[Problem to work on]
Which lines in the records below contain the word "sqft"? Copy each one out.

[Dataset content]
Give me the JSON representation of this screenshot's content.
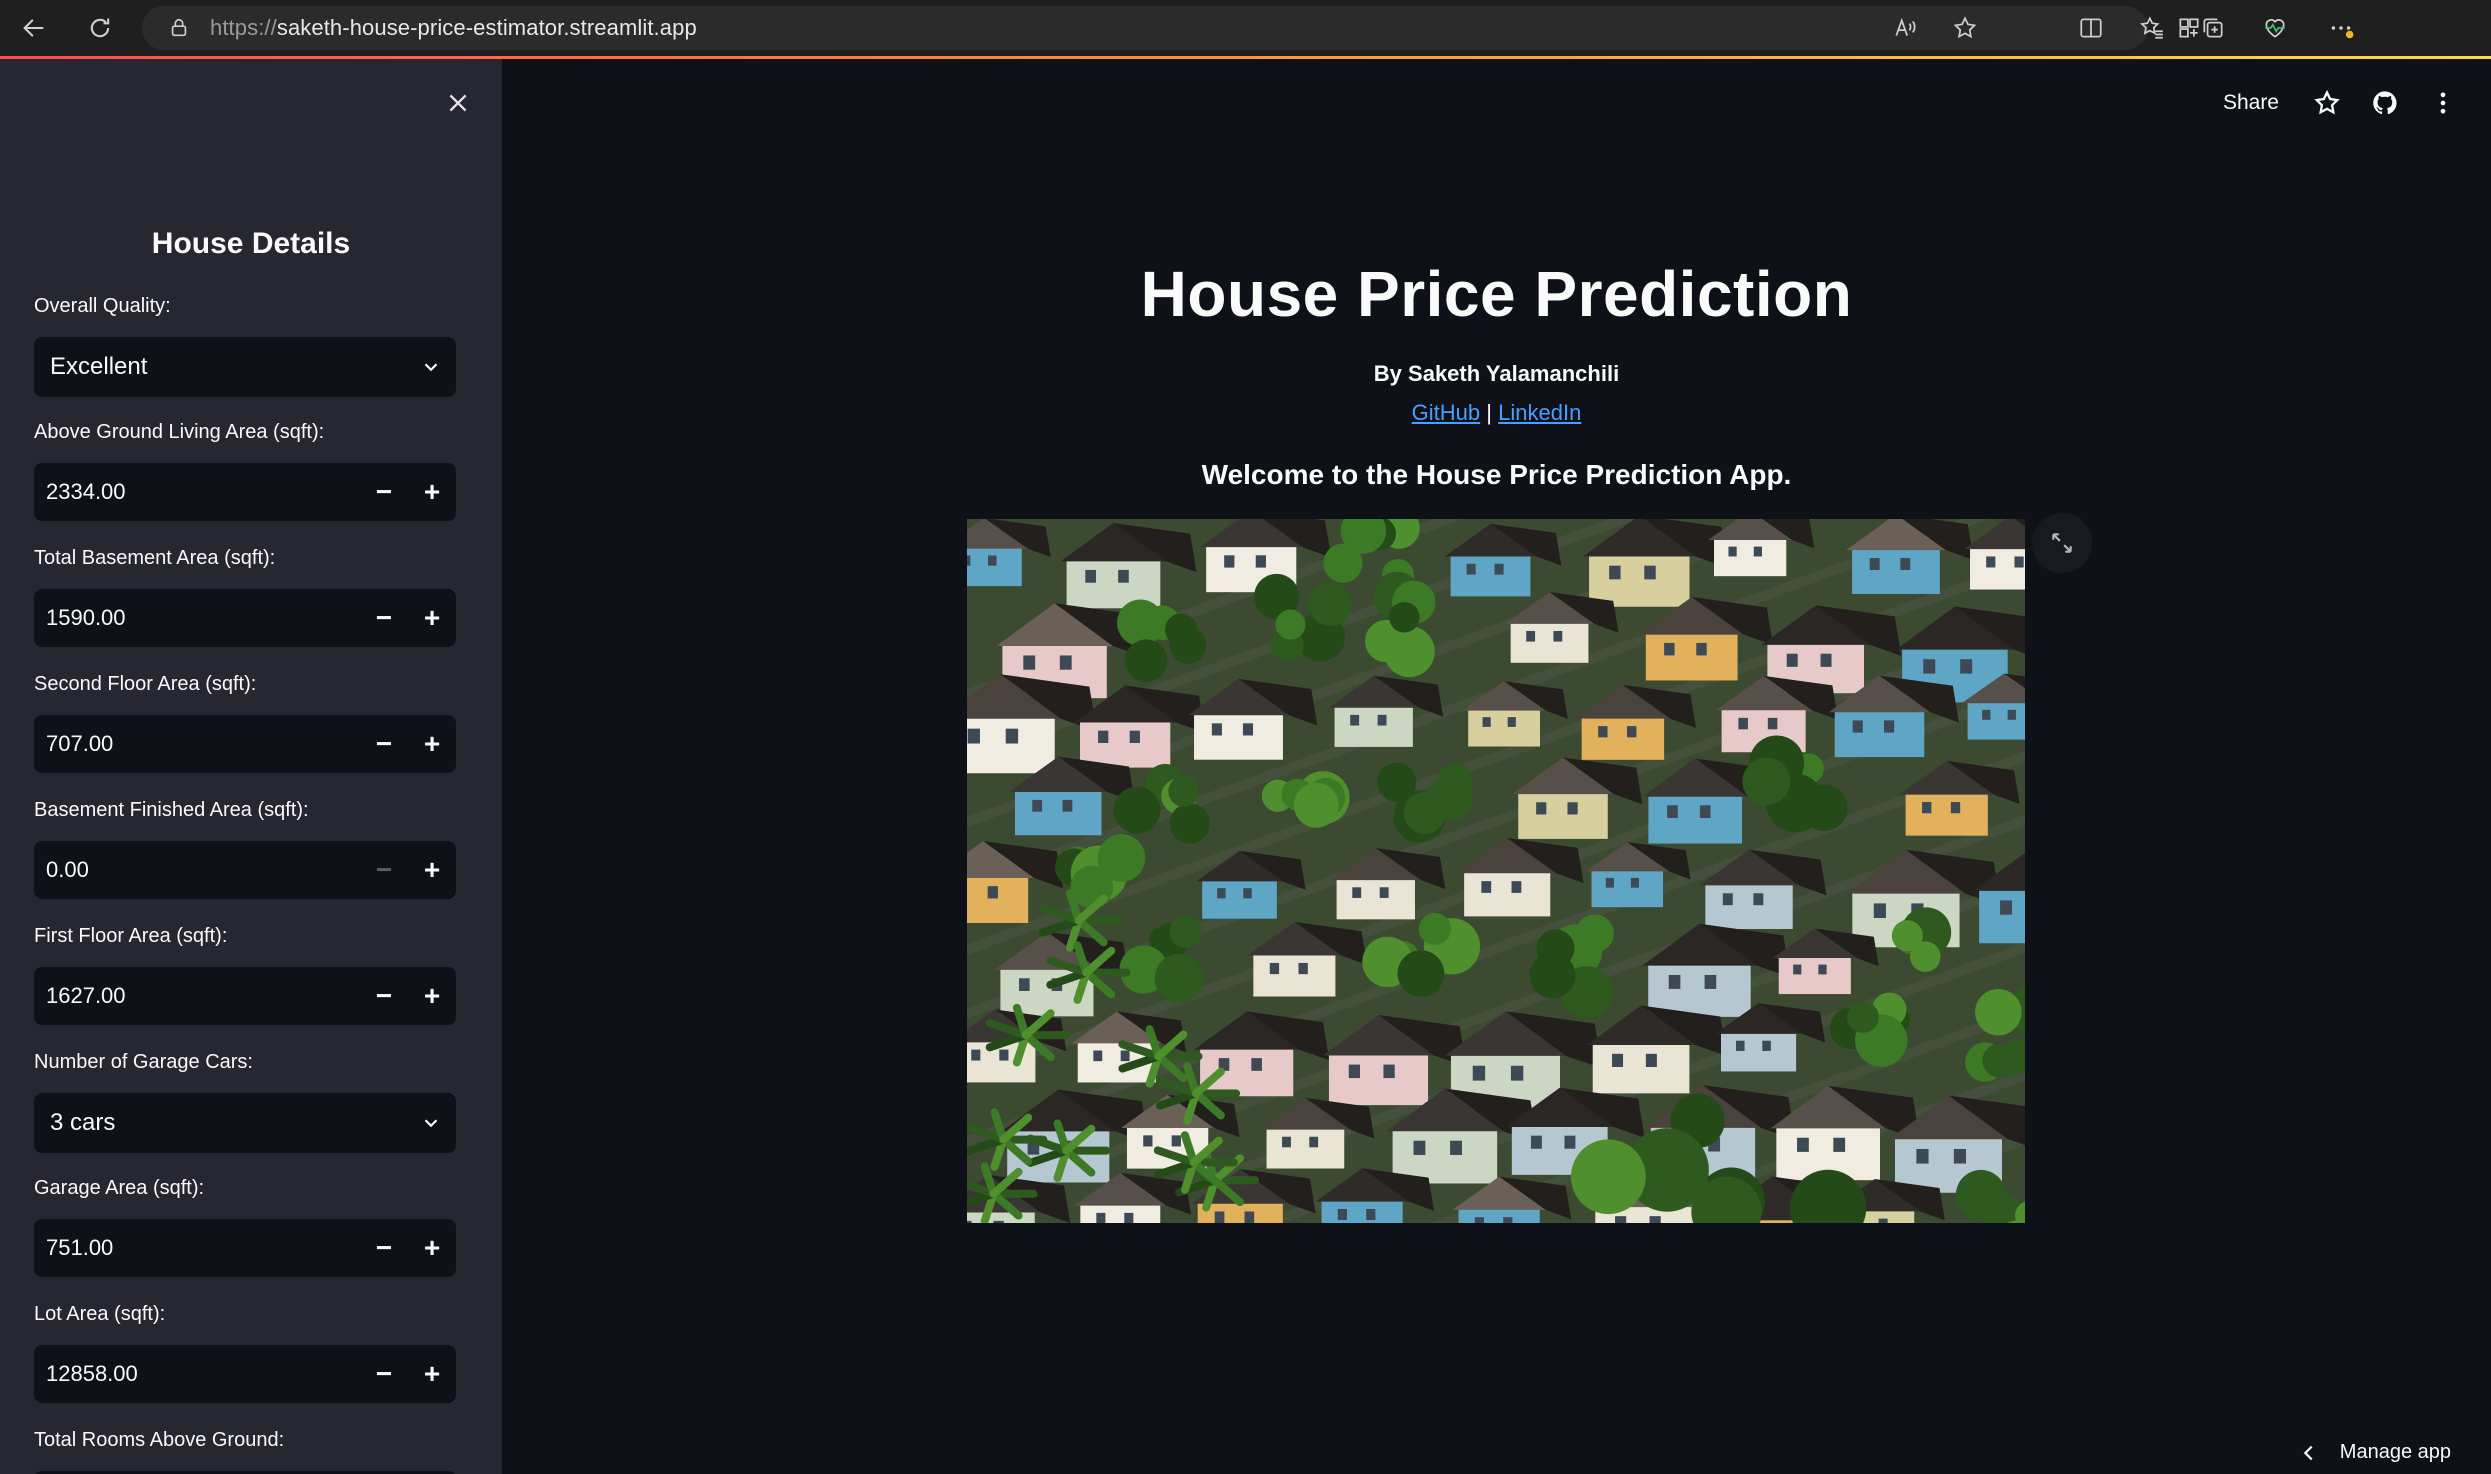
{
  "browser": {
    "url_scheme": "https://",
    "url_host": "saketh-house-price-estimator.streamlit.app"
  },
  "sidebar": {
    "title": "House Details",
    "fields": [
      {
        "label": "Overall Quality:",
        "kind": "select",
        "value": "Excellent"
      },
      {
        "label": "Above Ground Living Area (sqft):",
        "kind": "number",
        "value": "2334.00"
      },
      {
        "label": "Total Basement Area (sqft):",
        "kind": "number",
        "value": "1590.00"
      },
      {
        "label": "Second Floor Area (sqft):",
        "kind": "number",
        "value": "707.00"
      },
      {
        "label": "Basement Finished Area (sqft):",
        "kind": "number",
        "value": "0.00"
      },
      {
        "label": "First Floor Area (sqft):",
        "kind": "number",
        "value": "1627.00"
      },
      {
        "label": "Number of Garage Cars:",
        "kind": "select",
        "value": "3 cars"
      },
      {
        "label": "Garage Area (sqft):",
        "kind": "number",
        "value": "751.00"
      },
      {
        "label": "Lot Area (sqft):",
        "kind": "number",
        "value": "12858.00"
      },
      {
        "label": "Total Rooms Above Ground:",
        "kind": "number",
        "value": ""
      }
    ]
  },
  "toolbar": {
    "share_label": "Share"
  },
  "main": {
    "title": "House Price Prediction",
    "author": "By Saketh Yalamanchili",
    "github_label": "GitHub",
    "separator": "|",
    "linkedin_label": "LinkedIn",
    "welcome": "Welcome to the House Price Prediction App."
  },
  "footer": {
    "manage_app_label": "Manage app"
  },
  "colors": {
    "app_background": "#0e1117",
    "sidebar_background": "#262730",
    "link": "#4a9eff",
    "accent": "#ff4b4b"
  }
}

[Task response]
        "label": "Above Ground Living Area (sqft):",
        "label": "Total Basement Area (sqft):",
        "label": "Second Floor Area (sqft):",
        "label": "Basement Finished Area (sqft):",
        "label": "First Floor Area (sqft):",
        "label": "Garage Area (sqft):",
        "label": "Lot Area (sqft):",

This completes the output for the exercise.